** Raw data **
+++

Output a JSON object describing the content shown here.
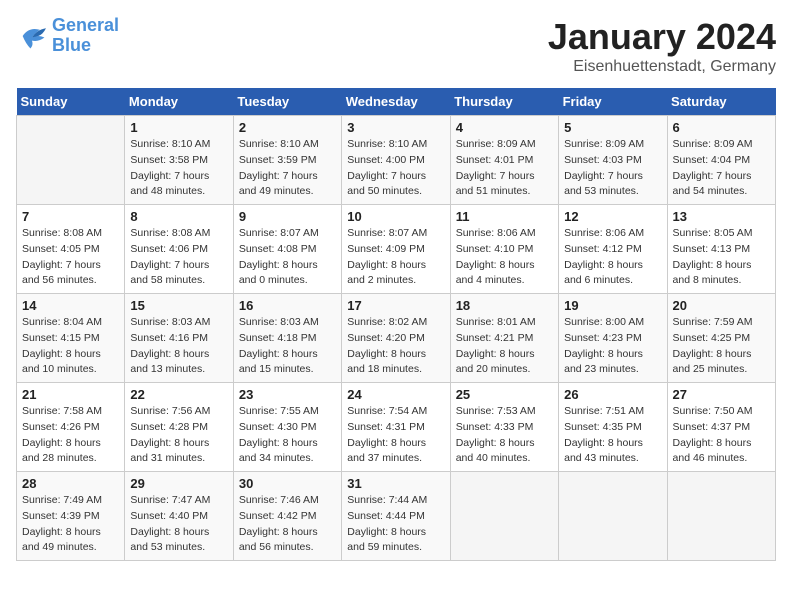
{
  "header": {
    "logo_line1": "General",
    "logo_line2": "Blue",
    "month": "January 2024",
    "location": "Eisenhuettenstadt, Germany"
  },
  "weekdays": [
    "Sunday",
    "Monday",
    "Tuesday",
    "Wednesday",
    "Thursday",
    "Friday",
    "Saturday"
  ],
  "weeks": [
    [
      {
        "day": "",
        "sunrise": "",
        "sunset": "",
        "daylight": ""
      },
      {
        "day": "1",
        "sunrise": "Sunrise: 8:10 AM",
        "sunset": "Sunset: 3:58 PM",
        "daylight": "Daylight: 7 hours and 48 minutes."
      },
      {
        "day": "2",
        "sunrise": "Sunrise: 8:10 AM",
        "sunset": "Sunset: 3:59 PM",
        "daylight": "Daylight: 7 hours and 49 minutes."
      },
      {
        "day": "3",
        "sunrise": "Sunrise: 8:10 AM",
        "sunset": "Sunset: 4:00 PM",
        "daylight": "Daylight: 7 hours and 50 minutes."
      },
      {
        "day": "4",
        "sunrise": "Sunrise: 8:09 AM",
        "sunset": "Sunset: 4:01 PM",
        "daylight": "Daylight: 7 hours and 51 minutes."
      },
      {
        "day": "5",
        "sunrise": "Sunrise: 8:09 AM",
        "sunset": "Sunset: 4:03 PM",
        "daylight": "Daylight: 7 hours and 53 minutes."
      },
      {
        "day": "6",
        "sunrise": "Sunrise: 8:09 AM",
        "sunset": "Sunset: 4:04 PM",
        "daylight": "Daylight: 7 hours and 54 minutes."
      }
    ],
    [
      {
        "day": "7",
        "sunrise": "Sunrise: 8:08 AM",
        "sunset": "Sunset: 4:05 PM",
        "daylight": "Daylight: 7 hours and 56 minutes."
      },
      {
        "day": "8",
        "sunrise": "Sunrise: 8:08 AM",
        "sunset": "Sunset: 4:06 PM",
        "daylight": "Daylight: 7 hours and 58 minutes."
      },
      {
        "day": "9",
        "sunrise": "Sunrise: 8:07 AM",
        "sunset": "Sunset: 4:08 PM",
        "daylight": "Daylight: 8 hours and 0 minutes."
      },
      {
        "day": "10",
        "sunrise": "Sunrise: 8:07 AM",
        "sunset": "Sunset: 4:09 PM",
        "daylight": "Daylight: 8 hours and 2 minutes."
      },
      {
        "day": "11",
        "sunrise": "Sunrise: 8:06 AM",
        "sunset": "Sunset: 4:10 PM",
        "daylight": "Daylight: 8 hours and 4 minutes."
      },
      {
        "day": "12",
        "sunrise": "Sunrise: 8:06 AM",
        "sunset": "Sunset: 4:12 PM",
        "daylight": "Daylight: 8 hours and 6 minutes."
      },
      {
        "day": "13",
        "sunrise": "Sunrise: 8:05 AM",
        "sunset": "Sunset: 4:13 PM",
        "daylight": "Daylight: 8 hours and 8 minutes."
      }
    ],
    [
      {
        "day": "14",
        "sunrise": "Sunrise: 8:04 AM",
        "sunset": "Sunset: 4:15 PM",
        "daylight": "Daylight: 8 hours and 10 minutes."
      },
      {
        "day": "15",
        "sunrise": "Sunrise: 8:03 AM",
        "sunset": "Sunset: 4:16 PM",
        "daylight": "Daylight: 8 hours and 13 minutes."
      },
      {
        "day": "16",
        "sunrise": "Sunrise: 8:03 AM",
        "sunset": "Sunset: 4:18 PM",
        "daylight": "Daylight: 8 hours and 15 minutes."
      },
      {
        "day": "17",
        "sunrise": "Sunrise: 8:02 AM",
        "sunset": "Sunset: 4:20 PM",
        "daylight": "Daylight: 8 hours and 18 minutes."
      },
      {
        "day": "18",
        "sunrise": "Sunrise: 8:01 AM",
        "sunset": "Sunset: 4:21 PM",
        "daylight": "Daylight: 8 hours and 20 minutes."
      },
      {
        "day": "19",
        "sunrise": "Sunrise: 8:00 AM",
        "sunset": "Sunset: 4:23 PM",
        "daylight": "Daylight: 8 hours and 23 minutes."
      },
      {
        "day": "20",
        "sunrise": "Sunrise: 7:59 AM",
        "sunset": "Sunset: 4:25 PM",
        "daylight": "Daylight: 8 hours and 25 minutes."
      }
    ],
    [
      {
        "day": "21",
        "sunrise": "Sunrise: 7:58 AM",
        "sunset": "Sunset: 4:26 PM",
        "daylight": "Daylight: 8 hours and 28 minutes."
      },
      {
        "day": "22",
        "sunrise": "Sunrise: 7:56 AM",
        "sunset": "Sunset: 4:28 PM",
        "daylight": "Daylight: 8 hours and 31 minutes."
      },
      {
        "day": "23",
        "sunrise": "Sunrise: 7:55 AM",
        "sunset": "Sunset: 4:30 PM",
        "daylight": "Daylight: 8 hours and 34 minutes."
      },
      {
        "day": "24",
        "sunrise": "Sunrise: 7:54 AM",
        "sunset": "Sunset: 4:31 PM",
        "daylight": "Daylight: 8 hours and 37 minutes."
      },
      {
        "day": "25",
        "sunrise": "Sunrise: 7:53 AM",
        "sunset": "Sunset: 4:33 PM",
        "daylight": "Daylight: 8 hours and 40 minutes."
      },
      {
        "day": "26",
        "sunrise": "Sunrise: 7:51 AM",
        "sunset": "Sunset: 4:35 PM",
        "daylight": "Daylight: 8 hours and 43 minutes."
      },
      {
        "day": "27",
        "sunrise": "Sunrise: 7:50 AM",
        "sunset": "Sunset: 4:37 PM",
        "daylight": "Daylight: 8 hours and 46 minutes."
      }
    ],
    [
      {
        "day": "28",
        "sunrise": "Sunrise: 7:49 AM",
        "sunset": "Sunset: 4:39 PM",
        "daylight": "Daylight: 8 hours and 49 minutes."
      },
      {
        "day": "29",
        "sunrise": "Sunrise: 7:47 AM",
        "sunset": "Sunset: 4:40 PM",
        "daylight": "Daylight: 8 hours and 53 minutes."
      },
      {
        "day": "30",
        "sunrise": "Sunrise: 7:46 AM",
        "sunset": "Sunset: 4:42 PM",
        "daylight": "Daylight: 8 hours and 56 minutes."
      },
      {
        "day": "31",
        "sunrise": "Sunrise: 7:44 AM",
        "sunset": "Sunset: 4:44 PM",
        "daylight": "Daylight: 8 hours and 59 minutes."
      },
      {
        "day": "",
        "sunrise": "",
        "sunset": "",
        "daylight": ""
      },
      {
        "day": "",
        "sunrise": "",
        "sunset": "",
        "daylight": ""
      },
      {
        "day": "",
        "sunrise": "",
        "sunset": "",
        "daylight": ""
      }
    ]
  ]
}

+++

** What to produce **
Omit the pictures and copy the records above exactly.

** Solution **
Output a JSON object describing the content shown here.
{
  "header": {
    "logo_line1": "General",
    "logo_line2": "Blue",
    "month": "January 2024",
    "location": "Eisenhuettenstadt, Germany"
  },
  "weekdays": [
    "Sunday",
    "Monday",
    "Tuesday",
    "Wednesday",
    "Thursday",
    "Friday",
    "Saturday"
  ],
  "weeks": [
    [
      {
        "day": "",
        "sunrise": "",
        "sunset": "",
        "daylight": ""
      },
      {
        "day": "1",
        "sunrise": "Sunrise: 8:10 AM",
        "sunset": "Sunset: 3:58 PM",
        "daylight": "Daylight: 7 hours and 48 minutes."
      },
      {
        "day": "2",
        "sunrise": "Sunrise: 8:10 AM",
        "sunset": "Sunset: 3:59 PM",
        "daylight": "Daylight: 7 hours and 49 minutes."
      },
      {
        "day": "3",
        "sunrise": "Sunrise: 8:10 AM",
        "sunset": "Sunset: 4:00 PM",
        "daylight": "Daylight: 7 hours and 50 minutes."
      },
      {
        "day": "4",
        "sunrise": "Sunrise: 8:09 AM",
        "sunset": "Sunset: 4:01 PM",
        "daylight": "Daylight: 7 hours and 51 minutes."
      },
      {
        "day": "5",
        "sunrise": "Sunrise: 8:09 AM",
        "sunset": "Sunset: 4:03 PM",
        "daylight": "Daylight: 7 hours and 53 minutes."
      },
      {
        "day": "6",
        "sunrise": "Sunrise: 8:09 AM",
        "sunset": "Sunset: 4:04 PM",
        "daylight": "Daylight: 7 hours and 54 minutes."
      }
    ],
    [
      {
        "day": "7",
        "sunrise": "Sunrise: 8:08 AM",
        "sunset": "Sunset: 4:05 PM",
        "daylight": "Daylight: 7 hours and 56 minutes."
      },
      {
        "day": "8",
        "sunrise": "Sunrise: 8:08 AM",
        "sunset": "Sunset: 4:06 PM",
        "daylight": "Daylight: 7 hours and 58 minutes."
      },
      {
        "day": "9",
        "sunrise": "Sunrise: 8:07 AM",
        "sunset": "Sunset: 4:08 PM",
        "daylight": "Daylight: 8 hours and 0 minutes."
      },
      {
        "day": "10",
        "sunrise": "Sunrise: 8:07 AM",
        "sunset": "Sunset: 4:09 PM",
        "daylight": "Daylight: 8 hours and 2 minutes."
      },
      {
        "day": "11",
        "sunrise": "Sunrise: 8:06 AM",
        "sunset": "Sunset: 4:10 PM",
        "daylight": "Daylight: 8 hours and 4 minutes."
      },
      {
        "day": "12",
        "sunrise": "Sunrise: 8:06 AM",
        "sunset": "Sunset: 4:12 PM",
        "daylight": "Daylight: 8 hours and 6 minutes."
      },
      {
        "day": "13",
        "sunrise": "Sunrise: 8:05 AM",
        "sunset": "Sunset: 4:13 PM",
        "daylight": "Daylight: 8 hours and 8 minutes."
      }
    ],
    [
      {
        "day": "14",
        "sunrise": "Sunrise: 8:04 AM",
        "sunset": "Sunset: 4:15 PM",
        "daylight": "Daylight: 8 hours and 10 minutes."
      },
      {
        "day": "15",
        "sunrise": "Sunrise: 8:03 AM",
        "sunset": "Sunset: 4:16 PM",
        "daylight": "Daylight: 8 hours and 13 minutes."
      },
      {
        "day": "16",
        "sunrise": "Sunrise: 8:03 AM",
        "sunset": "Sunset: 4:18 PM",
        "daylight": "Daylight: 8 hours and 15 minutes."
      },
      {
        "day": "17",
        "sunrise": "Sunrise: 8:02 AM",
        "sunset": "Sunset: 4:20 PM",
        "daylight": "Daylight: 8 hours and 18 minutes."
      },
      {
        "day": "18",
        "sunrise": "Sunrise: 8:01 AM",
        "sunset": "Sunset: 4:21 PM",
        "daylight": "Daylight: 8 hours and 20 minutes."
      },
      {
        "day": "19",
        "sunrise": "Sunrise: 8:00 AM",
        "sunset": "Sunset: 4:23 PM",
        "daylight": "Daylight: 8 hours and 23 minutes."
      },
      {
        "day": "20",
        "sunrise": "Sunrise: 7:59 AM",
        "sunset": "Sunset: 4:25 PM",
        "daylight": "Daylight: 8 hours and 25 minutes."
      }
    ],
    [
      {
        "day": "21",
        "sunrise": "Sunrise: 7:58 AM",
        "sunset": "Sunset: 4:26 PM",
        "daylight": "Daylight: 8 hours and 28 minutes."
      },
      {
        "day": "22",
        "sunrise": "Sunrise: 7:56 AM",
        "sunset": "Sunset: 4:28 PM",
        "daylight": "Daylight: 8 hours and 31 minutes."
      },
      {
        "day": "23",
        "sunrise": "Sunrise: 7:55 AM",
        "sunset": "Sunset: 4:30 PM",
        "daylight": "Daylight: 8 hours and 34 minutes."
      },
      {
        "day": "24",
        "sunrise": "Sunrise: 7:54 AM",
        "sunset": "Sunset: 4:31 PM",
        "daylight": "Daylight: 8 hours and 37 minutes."
      },
      {
        "day": "25",
        "sunrise": "Sunrise: 7:53 AM",
        "sunset": "Sunset: 4:33 PM",
        "daylight": "Daylight: 8 hours and 40 minutes."
      },
      {
        "day": "26",
        "sunrise": "Sunrise: 7:51 AM",
        "sunset": "Sunset: 4:35 PM",
        "daylight": "Daylight: 8 hours and 43 minutes."
      },
      {
        "day": "27",
        "sunrise": "Sunrise: 7:50 AM",
        "sunset": "Sunset: 4:37 PM",
        "daylight": "Daylight: 8 hours and 46 minutes."
      }
    ],
    [
      {
        "day": "28",
        "sunrise": "Sunrise: 7:49 AM",
        "sunset": "Sunset: 4:39 PM",
        "daylight": "Daylight: 8 hours and 49 minutes."
      },
      {
        "day": "29",
        "sunrise": "Sunrise: 7:47 AM",
        "sunset": "Sunset: 4:40 PM",
        "daylight": "Daylight: 8 hours and 53 minutes."
      },
      {
        "day": "30",
        "sunrise": "Sunrise: 7:46 AM",
        "sunset": "Sunset: 4:42 PM",
        "daylight": "Daylight: 8 hours and 56 minutes."
      },
      {
        "day": "31",
        "sunrise": "Sunrise: 7:44 AM",
        "sunset": "Sunset: 4:44 PM",
        "daylight": "Daylight: 8 hours and 59 minutes."
      },
      {
        "day": "",
        "sunrise": "",
        "sunset": "",
        "daylight": ""
      },
      {
        "day": "",
        "sunrise": "",
        "sunset": "",
        "daylight": ""
      },
      {
        "day": "",
        "sunrise": "",
        "sunset": "",
        "daylight": ""
      }
    ]
  ]
}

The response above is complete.